→ **Activity**:
Among the records, which lines include "Eylemleri"? List them.

■ ■ ■

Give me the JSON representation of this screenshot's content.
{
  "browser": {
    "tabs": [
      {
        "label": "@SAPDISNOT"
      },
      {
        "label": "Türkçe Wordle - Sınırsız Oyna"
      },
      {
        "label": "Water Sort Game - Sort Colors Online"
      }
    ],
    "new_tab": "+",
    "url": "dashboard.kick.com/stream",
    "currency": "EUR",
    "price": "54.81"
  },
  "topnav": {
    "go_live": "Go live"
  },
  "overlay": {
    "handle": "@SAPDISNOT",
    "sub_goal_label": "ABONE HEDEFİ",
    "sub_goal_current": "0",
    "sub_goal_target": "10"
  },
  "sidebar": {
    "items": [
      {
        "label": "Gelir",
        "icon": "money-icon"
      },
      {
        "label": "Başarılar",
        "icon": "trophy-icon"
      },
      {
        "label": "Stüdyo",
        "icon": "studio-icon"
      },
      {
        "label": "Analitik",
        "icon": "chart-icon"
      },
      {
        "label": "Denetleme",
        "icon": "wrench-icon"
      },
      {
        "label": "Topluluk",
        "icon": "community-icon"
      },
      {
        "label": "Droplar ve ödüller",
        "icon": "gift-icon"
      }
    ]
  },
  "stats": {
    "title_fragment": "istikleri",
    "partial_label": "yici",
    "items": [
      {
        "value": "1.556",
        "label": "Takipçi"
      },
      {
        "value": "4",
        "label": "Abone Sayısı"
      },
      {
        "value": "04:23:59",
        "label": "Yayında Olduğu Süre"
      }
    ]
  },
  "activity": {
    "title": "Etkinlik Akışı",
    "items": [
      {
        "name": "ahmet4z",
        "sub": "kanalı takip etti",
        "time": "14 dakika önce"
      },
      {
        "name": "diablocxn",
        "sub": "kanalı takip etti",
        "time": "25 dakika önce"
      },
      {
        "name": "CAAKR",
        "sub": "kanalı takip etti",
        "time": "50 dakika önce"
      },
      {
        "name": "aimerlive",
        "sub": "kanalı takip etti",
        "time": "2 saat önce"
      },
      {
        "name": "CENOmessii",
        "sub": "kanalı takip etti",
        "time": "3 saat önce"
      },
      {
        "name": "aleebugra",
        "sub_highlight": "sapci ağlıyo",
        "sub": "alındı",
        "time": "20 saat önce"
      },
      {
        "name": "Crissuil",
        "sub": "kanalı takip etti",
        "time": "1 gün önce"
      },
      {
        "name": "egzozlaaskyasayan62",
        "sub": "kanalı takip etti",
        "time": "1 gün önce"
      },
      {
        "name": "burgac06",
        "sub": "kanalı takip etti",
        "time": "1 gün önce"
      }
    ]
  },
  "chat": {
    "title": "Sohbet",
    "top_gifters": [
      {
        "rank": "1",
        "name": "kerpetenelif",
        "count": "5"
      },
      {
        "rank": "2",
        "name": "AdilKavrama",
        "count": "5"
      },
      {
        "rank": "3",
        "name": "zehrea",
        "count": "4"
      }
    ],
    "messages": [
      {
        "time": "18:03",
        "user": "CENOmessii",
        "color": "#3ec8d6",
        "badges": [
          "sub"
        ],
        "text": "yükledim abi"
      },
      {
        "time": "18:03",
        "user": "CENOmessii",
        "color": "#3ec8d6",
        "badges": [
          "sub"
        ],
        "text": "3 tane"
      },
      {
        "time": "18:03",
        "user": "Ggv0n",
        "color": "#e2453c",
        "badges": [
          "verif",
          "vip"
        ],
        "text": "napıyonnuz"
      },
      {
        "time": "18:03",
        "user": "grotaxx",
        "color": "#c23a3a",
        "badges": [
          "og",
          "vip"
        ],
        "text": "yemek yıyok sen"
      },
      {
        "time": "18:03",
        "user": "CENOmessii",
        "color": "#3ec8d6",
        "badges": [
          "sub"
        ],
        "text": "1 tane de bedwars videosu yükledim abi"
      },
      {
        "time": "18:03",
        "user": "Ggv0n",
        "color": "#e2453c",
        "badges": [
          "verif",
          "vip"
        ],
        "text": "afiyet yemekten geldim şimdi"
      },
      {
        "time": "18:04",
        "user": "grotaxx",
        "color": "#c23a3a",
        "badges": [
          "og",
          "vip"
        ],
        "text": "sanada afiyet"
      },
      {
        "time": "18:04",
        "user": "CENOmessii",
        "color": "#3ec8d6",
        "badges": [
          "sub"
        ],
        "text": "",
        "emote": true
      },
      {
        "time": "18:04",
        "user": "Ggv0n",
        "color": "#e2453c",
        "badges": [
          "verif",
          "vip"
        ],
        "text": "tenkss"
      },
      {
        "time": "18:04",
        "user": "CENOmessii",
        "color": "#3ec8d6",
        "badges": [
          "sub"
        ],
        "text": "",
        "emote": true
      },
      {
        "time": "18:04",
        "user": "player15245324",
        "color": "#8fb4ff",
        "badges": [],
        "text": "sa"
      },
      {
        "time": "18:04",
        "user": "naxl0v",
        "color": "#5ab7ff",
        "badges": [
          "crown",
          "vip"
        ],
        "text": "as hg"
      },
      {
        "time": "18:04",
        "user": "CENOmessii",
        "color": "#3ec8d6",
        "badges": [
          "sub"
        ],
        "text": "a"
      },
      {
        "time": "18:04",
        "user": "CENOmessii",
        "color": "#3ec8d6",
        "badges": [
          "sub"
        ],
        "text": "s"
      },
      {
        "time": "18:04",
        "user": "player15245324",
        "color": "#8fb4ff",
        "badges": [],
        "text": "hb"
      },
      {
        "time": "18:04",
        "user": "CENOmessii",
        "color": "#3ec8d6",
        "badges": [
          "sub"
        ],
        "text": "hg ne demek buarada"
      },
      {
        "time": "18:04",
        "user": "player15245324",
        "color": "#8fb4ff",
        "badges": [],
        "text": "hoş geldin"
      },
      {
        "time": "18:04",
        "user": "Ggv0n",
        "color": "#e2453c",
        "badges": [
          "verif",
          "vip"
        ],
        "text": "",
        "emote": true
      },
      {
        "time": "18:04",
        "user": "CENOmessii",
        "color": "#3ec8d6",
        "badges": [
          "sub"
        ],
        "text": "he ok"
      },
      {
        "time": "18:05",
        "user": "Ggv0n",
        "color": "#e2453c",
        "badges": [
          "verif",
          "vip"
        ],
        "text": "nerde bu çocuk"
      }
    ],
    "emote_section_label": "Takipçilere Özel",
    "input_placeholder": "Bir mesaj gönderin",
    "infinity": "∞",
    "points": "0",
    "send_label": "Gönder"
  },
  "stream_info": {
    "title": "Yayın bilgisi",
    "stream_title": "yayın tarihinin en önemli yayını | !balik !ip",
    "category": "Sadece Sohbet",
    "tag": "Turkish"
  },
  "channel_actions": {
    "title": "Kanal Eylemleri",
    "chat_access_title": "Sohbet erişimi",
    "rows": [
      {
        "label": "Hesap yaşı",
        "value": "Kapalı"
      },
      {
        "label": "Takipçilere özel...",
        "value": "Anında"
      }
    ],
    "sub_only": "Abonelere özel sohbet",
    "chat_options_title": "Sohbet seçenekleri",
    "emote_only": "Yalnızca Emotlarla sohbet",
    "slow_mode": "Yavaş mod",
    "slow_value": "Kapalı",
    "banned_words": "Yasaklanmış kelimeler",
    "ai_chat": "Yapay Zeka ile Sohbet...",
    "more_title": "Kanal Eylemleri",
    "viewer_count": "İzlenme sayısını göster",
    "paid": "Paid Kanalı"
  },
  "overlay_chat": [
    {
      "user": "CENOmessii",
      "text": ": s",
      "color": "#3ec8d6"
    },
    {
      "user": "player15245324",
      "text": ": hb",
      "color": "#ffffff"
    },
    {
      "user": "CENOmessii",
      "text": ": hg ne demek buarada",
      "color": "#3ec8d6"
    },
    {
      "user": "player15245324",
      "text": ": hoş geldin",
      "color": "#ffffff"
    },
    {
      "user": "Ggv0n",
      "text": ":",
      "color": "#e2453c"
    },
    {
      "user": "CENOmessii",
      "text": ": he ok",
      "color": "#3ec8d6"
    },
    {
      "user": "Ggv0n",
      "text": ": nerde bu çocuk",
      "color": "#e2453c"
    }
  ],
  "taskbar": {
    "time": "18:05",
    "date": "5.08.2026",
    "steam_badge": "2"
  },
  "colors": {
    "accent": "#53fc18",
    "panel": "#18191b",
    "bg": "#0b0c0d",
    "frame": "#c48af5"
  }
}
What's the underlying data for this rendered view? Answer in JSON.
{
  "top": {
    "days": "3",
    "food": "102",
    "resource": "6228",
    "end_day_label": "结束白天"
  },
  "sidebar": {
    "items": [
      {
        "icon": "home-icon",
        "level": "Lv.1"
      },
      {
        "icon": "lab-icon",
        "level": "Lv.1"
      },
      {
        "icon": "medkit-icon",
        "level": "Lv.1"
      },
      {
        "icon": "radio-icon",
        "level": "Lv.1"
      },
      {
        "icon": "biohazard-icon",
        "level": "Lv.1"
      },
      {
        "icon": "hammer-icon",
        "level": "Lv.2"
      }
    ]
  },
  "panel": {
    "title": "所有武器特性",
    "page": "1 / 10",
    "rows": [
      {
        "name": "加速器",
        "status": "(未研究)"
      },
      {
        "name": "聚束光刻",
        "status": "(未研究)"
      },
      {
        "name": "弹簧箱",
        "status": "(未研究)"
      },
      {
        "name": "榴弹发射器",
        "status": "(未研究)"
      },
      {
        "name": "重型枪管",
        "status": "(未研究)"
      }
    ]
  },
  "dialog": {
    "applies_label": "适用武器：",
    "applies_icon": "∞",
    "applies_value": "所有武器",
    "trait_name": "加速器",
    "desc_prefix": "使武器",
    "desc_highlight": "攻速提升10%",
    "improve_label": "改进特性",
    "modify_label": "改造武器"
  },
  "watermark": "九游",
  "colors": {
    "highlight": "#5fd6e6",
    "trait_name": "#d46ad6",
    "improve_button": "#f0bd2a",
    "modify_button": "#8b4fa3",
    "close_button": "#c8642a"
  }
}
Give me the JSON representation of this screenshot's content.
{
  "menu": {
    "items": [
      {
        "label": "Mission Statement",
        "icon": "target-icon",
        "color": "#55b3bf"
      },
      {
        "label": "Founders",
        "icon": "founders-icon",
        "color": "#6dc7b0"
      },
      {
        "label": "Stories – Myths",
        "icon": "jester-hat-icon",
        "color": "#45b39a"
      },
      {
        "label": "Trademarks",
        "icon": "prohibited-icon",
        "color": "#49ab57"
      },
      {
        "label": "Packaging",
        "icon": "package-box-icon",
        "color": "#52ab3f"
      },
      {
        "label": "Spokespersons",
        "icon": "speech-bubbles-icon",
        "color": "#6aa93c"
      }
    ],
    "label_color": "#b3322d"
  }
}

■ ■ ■

→ **Output of the exercise**:
    "title": "Kanal Eylemleri",
    "more_title": "Kanal Eylemleri",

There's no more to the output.